++++ Material for the task ++++

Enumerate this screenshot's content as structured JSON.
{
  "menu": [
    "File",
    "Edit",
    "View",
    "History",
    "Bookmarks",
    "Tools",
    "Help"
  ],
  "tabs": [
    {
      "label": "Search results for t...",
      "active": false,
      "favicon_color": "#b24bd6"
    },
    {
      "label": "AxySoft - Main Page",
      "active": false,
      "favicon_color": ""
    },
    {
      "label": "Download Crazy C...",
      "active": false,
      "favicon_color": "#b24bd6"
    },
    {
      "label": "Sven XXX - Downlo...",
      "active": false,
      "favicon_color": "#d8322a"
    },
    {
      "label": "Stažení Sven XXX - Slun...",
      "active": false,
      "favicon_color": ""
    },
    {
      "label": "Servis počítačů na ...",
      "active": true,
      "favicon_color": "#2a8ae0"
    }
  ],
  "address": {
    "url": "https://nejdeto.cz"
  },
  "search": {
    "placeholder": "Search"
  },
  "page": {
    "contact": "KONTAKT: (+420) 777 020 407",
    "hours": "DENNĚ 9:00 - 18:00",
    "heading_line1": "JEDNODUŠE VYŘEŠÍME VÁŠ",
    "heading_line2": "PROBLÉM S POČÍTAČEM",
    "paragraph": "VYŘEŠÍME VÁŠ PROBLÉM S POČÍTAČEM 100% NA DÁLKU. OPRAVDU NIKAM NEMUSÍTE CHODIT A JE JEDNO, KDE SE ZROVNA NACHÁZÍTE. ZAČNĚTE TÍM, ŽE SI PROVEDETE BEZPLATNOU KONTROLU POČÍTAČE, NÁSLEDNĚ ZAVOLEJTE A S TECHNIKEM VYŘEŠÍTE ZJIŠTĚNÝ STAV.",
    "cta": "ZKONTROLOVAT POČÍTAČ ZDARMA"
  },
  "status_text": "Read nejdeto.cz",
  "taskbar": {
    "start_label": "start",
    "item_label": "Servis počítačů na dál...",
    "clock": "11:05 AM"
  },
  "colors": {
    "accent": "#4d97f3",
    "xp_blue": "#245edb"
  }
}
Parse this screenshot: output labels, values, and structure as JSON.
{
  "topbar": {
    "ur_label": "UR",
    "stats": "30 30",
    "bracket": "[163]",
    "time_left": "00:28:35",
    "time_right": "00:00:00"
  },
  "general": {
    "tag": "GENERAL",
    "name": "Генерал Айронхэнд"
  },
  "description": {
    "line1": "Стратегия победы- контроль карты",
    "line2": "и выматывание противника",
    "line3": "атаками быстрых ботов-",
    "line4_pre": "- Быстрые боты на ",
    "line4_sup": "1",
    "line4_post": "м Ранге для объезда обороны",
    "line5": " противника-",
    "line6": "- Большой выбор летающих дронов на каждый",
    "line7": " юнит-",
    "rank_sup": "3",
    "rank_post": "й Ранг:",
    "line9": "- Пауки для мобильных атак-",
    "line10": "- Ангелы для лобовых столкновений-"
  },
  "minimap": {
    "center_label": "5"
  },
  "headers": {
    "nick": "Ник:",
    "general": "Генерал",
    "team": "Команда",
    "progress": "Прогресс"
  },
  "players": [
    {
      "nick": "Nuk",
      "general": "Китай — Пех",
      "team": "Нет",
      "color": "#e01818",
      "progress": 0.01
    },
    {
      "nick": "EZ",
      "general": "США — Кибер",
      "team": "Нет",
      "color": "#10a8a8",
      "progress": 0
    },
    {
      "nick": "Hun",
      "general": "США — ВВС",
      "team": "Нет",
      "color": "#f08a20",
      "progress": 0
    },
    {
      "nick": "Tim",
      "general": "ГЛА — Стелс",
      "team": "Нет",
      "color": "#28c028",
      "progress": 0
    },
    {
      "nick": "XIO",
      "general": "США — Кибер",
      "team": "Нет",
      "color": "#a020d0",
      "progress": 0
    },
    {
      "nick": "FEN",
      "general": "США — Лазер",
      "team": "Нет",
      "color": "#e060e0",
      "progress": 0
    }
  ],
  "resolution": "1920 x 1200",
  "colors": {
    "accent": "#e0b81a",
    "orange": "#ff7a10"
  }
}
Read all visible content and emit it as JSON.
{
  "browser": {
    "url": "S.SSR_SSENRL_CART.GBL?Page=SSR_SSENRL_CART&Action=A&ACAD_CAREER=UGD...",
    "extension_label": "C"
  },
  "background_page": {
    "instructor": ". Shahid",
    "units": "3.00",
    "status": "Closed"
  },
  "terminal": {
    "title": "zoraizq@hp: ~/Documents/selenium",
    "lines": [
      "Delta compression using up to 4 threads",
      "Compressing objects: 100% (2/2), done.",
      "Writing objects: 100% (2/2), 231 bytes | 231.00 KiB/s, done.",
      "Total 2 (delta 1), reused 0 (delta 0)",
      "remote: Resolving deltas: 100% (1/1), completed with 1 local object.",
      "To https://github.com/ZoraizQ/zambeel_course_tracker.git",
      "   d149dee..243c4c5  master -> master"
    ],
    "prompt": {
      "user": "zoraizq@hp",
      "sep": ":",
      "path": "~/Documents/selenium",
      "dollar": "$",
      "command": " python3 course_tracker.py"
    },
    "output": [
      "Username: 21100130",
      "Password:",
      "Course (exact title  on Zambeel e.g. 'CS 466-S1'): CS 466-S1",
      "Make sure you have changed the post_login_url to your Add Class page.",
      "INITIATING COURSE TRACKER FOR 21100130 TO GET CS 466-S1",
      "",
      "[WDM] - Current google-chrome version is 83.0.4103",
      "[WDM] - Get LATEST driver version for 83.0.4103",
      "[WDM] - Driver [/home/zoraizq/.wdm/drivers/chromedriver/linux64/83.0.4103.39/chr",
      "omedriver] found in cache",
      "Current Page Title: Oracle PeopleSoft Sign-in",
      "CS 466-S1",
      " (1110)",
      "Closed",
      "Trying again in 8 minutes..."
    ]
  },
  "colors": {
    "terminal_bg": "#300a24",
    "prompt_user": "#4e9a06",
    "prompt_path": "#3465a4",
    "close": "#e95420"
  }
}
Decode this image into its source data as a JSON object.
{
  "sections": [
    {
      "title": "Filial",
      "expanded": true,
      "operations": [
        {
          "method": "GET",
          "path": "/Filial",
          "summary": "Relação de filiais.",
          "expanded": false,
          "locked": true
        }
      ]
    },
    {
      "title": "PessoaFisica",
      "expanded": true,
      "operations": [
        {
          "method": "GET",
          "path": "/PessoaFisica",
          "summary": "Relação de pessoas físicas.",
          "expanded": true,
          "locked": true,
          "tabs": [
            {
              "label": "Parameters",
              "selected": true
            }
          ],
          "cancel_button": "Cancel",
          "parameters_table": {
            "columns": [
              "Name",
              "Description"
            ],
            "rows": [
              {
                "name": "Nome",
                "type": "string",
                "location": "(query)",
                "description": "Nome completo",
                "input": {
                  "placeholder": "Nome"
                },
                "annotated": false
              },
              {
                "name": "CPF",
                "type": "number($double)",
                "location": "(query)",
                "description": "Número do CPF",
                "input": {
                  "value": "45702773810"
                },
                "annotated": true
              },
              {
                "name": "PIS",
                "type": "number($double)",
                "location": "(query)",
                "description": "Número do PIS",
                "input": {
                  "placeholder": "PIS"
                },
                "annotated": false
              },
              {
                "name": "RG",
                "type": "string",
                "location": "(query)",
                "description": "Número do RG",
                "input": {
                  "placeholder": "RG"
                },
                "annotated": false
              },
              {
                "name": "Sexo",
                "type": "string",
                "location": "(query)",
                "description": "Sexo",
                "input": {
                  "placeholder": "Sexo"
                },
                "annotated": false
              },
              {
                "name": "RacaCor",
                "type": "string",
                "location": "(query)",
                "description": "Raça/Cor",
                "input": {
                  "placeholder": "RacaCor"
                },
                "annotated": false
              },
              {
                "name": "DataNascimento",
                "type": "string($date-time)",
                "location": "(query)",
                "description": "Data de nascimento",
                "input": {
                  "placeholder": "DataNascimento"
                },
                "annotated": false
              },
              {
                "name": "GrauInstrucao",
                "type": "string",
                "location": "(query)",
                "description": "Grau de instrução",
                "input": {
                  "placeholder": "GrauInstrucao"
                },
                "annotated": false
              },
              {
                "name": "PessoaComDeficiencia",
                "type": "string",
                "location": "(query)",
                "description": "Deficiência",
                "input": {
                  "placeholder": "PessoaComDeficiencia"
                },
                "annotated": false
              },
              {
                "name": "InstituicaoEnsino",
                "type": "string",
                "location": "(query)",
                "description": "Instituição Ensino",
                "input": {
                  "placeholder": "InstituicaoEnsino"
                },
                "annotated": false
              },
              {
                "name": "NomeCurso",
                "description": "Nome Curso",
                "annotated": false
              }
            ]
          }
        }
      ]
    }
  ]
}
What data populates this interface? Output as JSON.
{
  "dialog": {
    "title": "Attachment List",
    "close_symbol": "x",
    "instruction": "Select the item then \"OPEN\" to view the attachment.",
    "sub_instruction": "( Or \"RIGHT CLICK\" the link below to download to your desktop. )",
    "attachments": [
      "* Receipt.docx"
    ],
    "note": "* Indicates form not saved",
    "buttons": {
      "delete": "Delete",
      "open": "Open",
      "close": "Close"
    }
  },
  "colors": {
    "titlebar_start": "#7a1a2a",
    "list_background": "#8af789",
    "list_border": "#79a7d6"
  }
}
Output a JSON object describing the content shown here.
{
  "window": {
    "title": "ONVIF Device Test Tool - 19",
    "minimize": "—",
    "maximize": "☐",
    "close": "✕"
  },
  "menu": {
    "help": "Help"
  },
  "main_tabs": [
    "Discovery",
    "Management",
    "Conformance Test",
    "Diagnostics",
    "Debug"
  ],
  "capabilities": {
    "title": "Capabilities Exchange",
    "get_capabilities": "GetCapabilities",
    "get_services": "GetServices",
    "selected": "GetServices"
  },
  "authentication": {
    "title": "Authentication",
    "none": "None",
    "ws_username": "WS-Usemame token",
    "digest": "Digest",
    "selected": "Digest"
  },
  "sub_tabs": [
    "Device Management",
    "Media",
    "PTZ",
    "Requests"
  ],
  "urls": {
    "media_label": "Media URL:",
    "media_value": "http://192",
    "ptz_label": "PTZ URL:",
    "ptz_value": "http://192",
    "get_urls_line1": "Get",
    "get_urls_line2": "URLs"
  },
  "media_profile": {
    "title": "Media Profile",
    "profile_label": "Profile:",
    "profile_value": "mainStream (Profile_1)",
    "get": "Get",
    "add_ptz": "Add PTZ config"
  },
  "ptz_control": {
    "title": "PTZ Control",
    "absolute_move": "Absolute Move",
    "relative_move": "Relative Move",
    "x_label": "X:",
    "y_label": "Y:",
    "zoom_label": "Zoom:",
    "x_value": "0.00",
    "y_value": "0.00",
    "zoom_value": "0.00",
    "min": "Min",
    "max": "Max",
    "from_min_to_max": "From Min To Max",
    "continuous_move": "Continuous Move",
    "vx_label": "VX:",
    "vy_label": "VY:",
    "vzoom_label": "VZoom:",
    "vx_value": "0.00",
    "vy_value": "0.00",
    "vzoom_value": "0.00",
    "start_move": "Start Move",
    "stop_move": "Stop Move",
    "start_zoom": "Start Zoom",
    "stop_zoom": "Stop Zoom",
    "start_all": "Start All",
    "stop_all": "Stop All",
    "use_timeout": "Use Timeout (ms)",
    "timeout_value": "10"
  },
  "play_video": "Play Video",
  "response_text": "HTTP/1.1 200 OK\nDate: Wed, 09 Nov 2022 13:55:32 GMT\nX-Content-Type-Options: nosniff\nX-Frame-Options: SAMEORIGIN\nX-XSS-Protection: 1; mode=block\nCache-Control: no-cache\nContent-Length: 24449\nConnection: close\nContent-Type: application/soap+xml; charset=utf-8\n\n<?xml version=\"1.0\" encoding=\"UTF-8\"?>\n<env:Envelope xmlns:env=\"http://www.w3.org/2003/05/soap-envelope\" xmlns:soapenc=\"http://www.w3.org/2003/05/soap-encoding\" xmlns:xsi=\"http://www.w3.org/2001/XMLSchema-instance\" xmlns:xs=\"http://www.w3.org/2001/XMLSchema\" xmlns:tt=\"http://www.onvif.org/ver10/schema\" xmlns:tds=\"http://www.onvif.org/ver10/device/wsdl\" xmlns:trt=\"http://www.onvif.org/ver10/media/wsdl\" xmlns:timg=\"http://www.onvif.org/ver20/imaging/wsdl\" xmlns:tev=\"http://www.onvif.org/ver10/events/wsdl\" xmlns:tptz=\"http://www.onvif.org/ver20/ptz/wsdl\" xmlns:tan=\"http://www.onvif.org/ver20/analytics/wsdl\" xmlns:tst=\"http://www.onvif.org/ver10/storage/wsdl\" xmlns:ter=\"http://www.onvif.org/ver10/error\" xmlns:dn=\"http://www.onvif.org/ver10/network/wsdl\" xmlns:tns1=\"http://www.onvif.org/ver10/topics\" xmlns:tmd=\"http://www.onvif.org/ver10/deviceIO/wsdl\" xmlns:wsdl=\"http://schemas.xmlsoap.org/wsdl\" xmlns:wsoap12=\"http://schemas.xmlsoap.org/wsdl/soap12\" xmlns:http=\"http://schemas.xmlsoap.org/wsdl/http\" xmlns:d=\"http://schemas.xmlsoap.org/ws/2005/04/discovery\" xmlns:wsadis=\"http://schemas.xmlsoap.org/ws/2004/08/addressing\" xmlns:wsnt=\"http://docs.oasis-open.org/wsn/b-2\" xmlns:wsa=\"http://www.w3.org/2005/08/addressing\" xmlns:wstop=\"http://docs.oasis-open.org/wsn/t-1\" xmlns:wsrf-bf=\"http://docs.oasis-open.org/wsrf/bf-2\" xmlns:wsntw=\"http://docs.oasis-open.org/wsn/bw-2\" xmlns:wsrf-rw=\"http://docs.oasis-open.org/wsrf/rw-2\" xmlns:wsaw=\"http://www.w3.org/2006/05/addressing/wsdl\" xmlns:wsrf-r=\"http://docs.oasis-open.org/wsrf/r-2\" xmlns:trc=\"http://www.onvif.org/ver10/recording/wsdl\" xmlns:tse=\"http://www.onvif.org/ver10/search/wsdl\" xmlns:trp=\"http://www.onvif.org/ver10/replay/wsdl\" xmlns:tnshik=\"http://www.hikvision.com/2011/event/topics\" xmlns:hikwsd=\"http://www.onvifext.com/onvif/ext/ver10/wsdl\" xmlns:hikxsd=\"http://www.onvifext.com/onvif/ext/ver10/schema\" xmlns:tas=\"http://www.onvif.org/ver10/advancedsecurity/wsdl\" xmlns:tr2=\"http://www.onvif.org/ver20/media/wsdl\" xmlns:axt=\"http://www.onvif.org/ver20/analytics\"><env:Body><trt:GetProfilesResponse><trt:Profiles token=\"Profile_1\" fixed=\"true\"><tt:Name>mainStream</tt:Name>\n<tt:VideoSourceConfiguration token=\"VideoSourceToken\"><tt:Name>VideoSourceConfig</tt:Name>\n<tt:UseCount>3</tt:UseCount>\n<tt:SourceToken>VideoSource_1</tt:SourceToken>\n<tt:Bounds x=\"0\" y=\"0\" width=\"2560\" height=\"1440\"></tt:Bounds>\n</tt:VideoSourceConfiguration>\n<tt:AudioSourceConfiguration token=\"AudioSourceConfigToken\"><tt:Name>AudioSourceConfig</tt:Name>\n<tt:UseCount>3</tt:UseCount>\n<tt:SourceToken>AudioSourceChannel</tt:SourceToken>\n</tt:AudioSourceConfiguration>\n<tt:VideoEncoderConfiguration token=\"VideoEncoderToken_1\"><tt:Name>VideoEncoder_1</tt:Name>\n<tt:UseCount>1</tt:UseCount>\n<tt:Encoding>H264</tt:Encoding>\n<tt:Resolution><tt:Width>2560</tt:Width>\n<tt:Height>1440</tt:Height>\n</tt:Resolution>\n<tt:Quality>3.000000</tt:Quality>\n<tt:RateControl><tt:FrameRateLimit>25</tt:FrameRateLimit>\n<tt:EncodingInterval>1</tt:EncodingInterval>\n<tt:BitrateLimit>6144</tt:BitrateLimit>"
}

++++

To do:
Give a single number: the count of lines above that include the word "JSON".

Response to the exercise:
6